____ The data

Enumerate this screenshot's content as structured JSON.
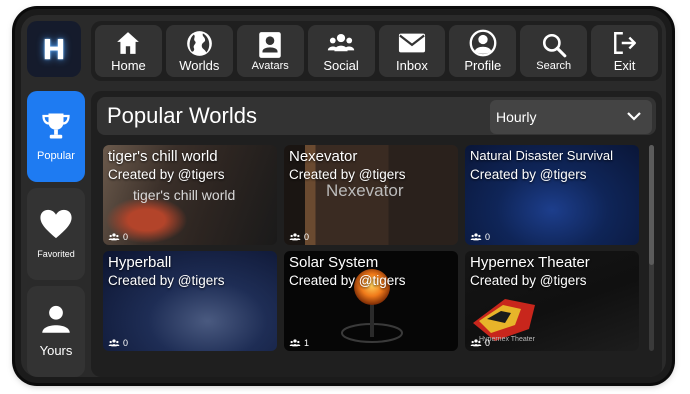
{
  "logo": {
    "letter": "H"
  },
  "nav": [
    {
      "label": "Home",
      "icon": "home-icon"
    },
    {
      "label": "Worlds",
      "icon": "globe-icon"
    },
    {
      "label": "Avatars",
      "icon": "id-card-icon"
    },
    {
      "label": "Social",
      "icon": "people-icon"
    },
    {
      "label": "Inbox",
      "icon": "mail-icon"
    },
    {
      "label": "Profile",
      "icon": "user-circle-icon"
    },
    {
      "label": "Search",
      "icon": "search-icon"
    },
    {
      "label": "Exit",
      "icon": "exit-icon"
    }
  ],
  "sidebar": [
    {
      "label": "Popular",
      "icon": "trophy-icon",
      "active": true
    },
    {
      "label": "Favorited",
      "icon": "heart-icon",
      "active": false
    },
    {
      "label": "Yours",
      "icon": "person-icon",
      "active": false
    }
  ],
  "main": {
    "title": "Popular Worlds",
    "sort": {
      "value": "Hourly"
    }
  },
  "worlds": [
    {
      "title": "tiger's chill world",
      "creator": "Created by @tigers",
      "players": "0",
      "thumb_text": "tiger's chill world"
    },
    {
      "title": "Nexevator",
      "creator": "Created by @tigers",
      "players": "0",
      "thumb_text": "Nexevator"
    },
    {
      "title": "Natural Disaster Survival",
      "creator": "Created by @tigers",
      "players": "0"
    },
    {
      "title": "Hyperball",
      "creator": "Created by @tigers",
      "players": "0"
    },
    {
      "title": "Solar System",
      "creator": "Created by @tigers",
      "players": "1"
    },
    {
      "title": "Hypernex Theater",
      "creator": "Created by @tigers",
      "players": "0",
      "thumb_text": "Hypernex Theater"
    }
  ],
  "colors": {
    "accent": "#1e7bf2",
    "background": "#2a2a2a",
    "button": "#333333"
  }
}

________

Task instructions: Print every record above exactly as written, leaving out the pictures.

Output for this exercise:
Enumerate this screenshot's content as structured JSON.
{
  "logo": {
    "letter": "H"
  },
  "nav": [
    {
      "label": "Home",
      "icon": "home-icon"
    },
    {
      "label": "Worlds",
      "icon": "globe-icon"
    },
    {
      "label": "Avatars",
      "icon": "id-card-icon"
    },
    {
      "label": "Social",
      "icon": "people-icon"
    },
    {
      "label": "Inbox",
      "icon": "mail-icon"
    },
    {
      "label": "Profile",
      "icon": "user-circle-icon"
    },
    {
      "label": "Search",
      "icon": "search-icon"
    },
    {
      "label": "Exit",
      "icon": "exit-icon"
    }
  ],
  "sidebar": [
    {
      "label": "Popular",
      "icon": "trophy-icon",
      "active": true
    },
    {
      "label": "Favorited",
      "icon": "heart-icon",
      "active": false
    },
    {
      "label": "Yours",
      "icon": "person-icon",
      "active": false
    }
  ],
  "main": {
    "title": "Popular Worlds",
    "sort": {
      "value": "Hourly"
    }
  },
  "worlds": [
    {
      "title": "tiger's chill world",
      "creator": "Created by @tigers",
      "players": "0",
      "thumb_text": "tiger's chill world"
    },
    {
      "title": "Nexevator",
      "creator": "Created by @tigers",
      "players": "0",
      "thumb_text": "Nexevator"
    },
    {
      "title": "Natural Disaster Survival",
      "creator": "Created by @tigers",
      "players": "0"
    },
    {
      "title": "Hyperball",
      "creator": "Created by @tigers",
      "players": "0"
    },
    {
      "title": "Solar System",
      "creator": "Created by @tigers",
      "players": "1"
    },
    {
      "title": "Hypernex Theater",
      "creator": "Created by @tigers",
      "players": "0",
      "thumb_text": "Hypernex Theater"
    }
  ],
  "colors": {
    "accent": "#1e7bf2",
    "background": "#2a2a2a",
    "button": "#333333"
  }
}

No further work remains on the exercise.